The kanji for "koan" (公案) is an abbreviation for "ko-fu no an-toku". In ancient China, this was a signpost on which new laws were announced to the public. In much the same sense, a koan states a realized principle, or law of reality.

Koans are used almost exclusevly in Ch'an (Chinese) and Zen (Japanese) schools of Buddhism. There are compilations and commentary written with respect to koan. Two notable collections of koan are the Gateless Gate and the Blue Cliff Record.

In Ch'an and Zen schools koans are given to students with respect to difficulty and ability of the student to "break through" and directly perceive reality with the "wisdom eye", which is the foundation of the Ch'an school.

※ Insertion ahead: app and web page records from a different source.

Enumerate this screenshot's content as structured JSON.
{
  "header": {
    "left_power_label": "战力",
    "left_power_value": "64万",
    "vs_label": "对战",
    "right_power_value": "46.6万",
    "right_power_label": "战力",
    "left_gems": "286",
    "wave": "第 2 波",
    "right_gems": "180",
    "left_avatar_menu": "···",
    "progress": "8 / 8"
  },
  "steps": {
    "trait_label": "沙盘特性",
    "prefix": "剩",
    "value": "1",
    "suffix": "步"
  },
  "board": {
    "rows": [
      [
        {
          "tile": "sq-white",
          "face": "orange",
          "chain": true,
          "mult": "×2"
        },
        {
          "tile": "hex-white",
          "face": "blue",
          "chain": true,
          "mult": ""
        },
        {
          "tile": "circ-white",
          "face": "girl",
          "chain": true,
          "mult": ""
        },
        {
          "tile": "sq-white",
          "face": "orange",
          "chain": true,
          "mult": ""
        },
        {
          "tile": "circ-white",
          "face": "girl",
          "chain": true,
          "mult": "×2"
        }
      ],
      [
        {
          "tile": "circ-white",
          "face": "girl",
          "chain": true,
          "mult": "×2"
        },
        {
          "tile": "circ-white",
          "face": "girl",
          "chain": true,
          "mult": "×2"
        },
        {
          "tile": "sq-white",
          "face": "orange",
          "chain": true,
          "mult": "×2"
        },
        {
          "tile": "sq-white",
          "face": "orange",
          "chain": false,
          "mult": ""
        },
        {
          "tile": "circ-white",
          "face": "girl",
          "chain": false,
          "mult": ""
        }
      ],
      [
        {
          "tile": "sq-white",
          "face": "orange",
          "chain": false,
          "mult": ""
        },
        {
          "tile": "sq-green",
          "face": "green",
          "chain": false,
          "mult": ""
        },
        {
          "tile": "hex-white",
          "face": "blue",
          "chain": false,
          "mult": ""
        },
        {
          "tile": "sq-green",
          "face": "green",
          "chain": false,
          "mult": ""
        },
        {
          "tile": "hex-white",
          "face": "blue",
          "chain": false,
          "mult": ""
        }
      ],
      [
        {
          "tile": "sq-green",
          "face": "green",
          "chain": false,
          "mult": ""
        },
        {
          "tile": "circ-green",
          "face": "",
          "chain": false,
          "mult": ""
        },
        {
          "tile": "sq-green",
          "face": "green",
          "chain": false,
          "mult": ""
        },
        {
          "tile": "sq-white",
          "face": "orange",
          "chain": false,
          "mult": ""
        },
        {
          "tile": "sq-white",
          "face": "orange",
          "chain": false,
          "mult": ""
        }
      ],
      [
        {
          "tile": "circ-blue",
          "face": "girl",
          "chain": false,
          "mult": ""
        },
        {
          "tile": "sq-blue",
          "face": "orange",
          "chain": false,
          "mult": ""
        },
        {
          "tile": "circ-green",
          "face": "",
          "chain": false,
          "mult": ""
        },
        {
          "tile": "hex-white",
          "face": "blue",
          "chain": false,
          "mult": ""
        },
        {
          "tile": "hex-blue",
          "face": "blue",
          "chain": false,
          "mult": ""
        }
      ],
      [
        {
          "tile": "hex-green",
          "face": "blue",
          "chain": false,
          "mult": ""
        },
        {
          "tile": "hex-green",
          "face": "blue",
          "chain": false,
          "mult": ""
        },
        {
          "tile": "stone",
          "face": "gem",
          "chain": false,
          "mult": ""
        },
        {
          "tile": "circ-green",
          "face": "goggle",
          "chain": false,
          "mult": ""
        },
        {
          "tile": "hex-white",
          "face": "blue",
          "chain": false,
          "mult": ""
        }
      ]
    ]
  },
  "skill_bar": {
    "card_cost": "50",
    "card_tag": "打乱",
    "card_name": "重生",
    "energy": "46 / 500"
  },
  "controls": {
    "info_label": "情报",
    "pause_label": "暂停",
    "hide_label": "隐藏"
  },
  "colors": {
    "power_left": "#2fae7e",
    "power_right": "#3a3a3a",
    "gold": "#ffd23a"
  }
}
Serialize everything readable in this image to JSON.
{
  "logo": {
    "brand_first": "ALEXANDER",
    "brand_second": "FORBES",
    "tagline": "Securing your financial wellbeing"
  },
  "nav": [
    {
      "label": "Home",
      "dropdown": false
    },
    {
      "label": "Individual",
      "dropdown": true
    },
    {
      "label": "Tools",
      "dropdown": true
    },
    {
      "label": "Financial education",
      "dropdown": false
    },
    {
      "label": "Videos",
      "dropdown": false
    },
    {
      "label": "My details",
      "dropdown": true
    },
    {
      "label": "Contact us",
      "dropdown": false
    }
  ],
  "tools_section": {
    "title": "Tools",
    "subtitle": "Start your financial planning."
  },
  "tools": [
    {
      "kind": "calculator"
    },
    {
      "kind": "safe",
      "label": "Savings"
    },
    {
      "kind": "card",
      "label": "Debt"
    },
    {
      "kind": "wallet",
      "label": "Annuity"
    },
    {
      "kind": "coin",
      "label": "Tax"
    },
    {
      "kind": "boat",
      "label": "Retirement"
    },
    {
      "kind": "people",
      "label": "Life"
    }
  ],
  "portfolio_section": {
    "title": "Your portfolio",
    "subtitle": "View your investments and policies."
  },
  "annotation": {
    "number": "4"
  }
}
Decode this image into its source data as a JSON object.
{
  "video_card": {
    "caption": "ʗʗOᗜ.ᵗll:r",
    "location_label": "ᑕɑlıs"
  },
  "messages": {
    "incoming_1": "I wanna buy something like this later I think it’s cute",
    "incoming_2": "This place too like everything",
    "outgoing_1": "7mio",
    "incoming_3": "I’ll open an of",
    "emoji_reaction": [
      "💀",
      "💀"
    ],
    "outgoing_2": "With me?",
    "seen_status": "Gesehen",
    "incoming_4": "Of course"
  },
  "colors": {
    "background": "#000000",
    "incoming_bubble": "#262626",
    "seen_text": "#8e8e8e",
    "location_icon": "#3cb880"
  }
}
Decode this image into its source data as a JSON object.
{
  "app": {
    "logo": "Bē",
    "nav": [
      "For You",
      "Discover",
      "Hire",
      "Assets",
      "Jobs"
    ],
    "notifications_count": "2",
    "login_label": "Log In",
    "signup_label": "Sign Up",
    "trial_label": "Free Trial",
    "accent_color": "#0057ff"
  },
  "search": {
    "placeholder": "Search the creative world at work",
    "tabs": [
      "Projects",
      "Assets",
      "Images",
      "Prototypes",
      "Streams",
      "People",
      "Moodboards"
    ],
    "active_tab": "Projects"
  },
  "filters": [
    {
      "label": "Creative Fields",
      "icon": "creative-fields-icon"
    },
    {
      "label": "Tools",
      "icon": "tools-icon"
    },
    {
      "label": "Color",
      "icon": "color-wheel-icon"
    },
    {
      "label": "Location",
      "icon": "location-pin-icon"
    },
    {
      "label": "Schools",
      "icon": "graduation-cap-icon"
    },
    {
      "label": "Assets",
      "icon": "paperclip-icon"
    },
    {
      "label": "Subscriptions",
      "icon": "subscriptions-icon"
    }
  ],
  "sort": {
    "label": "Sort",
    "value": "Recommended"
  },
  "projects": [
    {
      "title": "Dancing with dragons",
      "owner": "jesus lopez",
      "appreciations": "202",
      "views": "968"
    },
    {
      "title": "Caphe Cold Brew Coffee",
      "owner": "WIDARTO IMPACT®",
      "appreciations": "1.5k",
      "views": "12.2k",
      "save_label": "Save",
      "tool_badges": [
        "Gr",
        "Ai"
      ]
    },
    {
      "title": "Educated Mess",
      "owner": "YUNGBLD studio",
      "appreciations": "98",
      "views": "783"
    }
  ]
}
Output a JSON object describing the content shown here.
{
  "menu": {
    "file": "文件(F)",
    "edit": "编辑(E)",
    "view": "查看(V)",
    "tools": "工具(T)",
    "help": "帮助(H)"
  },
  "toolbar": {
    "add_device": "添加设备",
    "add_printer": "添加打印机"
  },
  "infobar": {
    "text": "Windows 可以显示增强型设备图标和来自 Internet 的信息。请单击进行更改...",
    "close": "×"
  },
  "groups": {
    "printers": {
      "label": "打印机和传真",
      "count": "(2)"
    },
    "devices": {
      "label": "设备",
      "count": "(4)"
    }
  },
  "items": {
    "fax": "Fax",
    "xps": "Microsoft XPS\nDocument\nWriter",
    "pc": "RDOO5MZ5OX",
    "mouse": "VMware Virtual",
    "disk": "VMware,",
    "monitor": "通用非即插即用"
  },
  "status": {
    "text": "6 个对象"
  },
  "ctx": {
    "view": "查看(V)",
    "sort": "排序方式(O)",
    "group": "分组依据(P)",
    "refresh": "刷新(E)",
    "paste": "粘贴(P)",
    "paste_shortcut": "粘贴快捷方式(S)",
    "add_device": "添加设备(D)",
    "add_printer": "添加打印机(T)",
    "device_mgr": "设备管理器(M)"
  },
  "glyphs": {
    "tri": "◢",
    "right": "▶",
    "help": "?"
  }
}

Not all koans actually have an "answer" or "explanation", which can be frustrating to people who are used to looking for them. Instead, they sometimes are intended only to prompt you to ask the right questions, or to question your previous assumptions.

Not to be confused with random nonsense or "cleverness".

See Zen, Ch'an, dharma or dhamma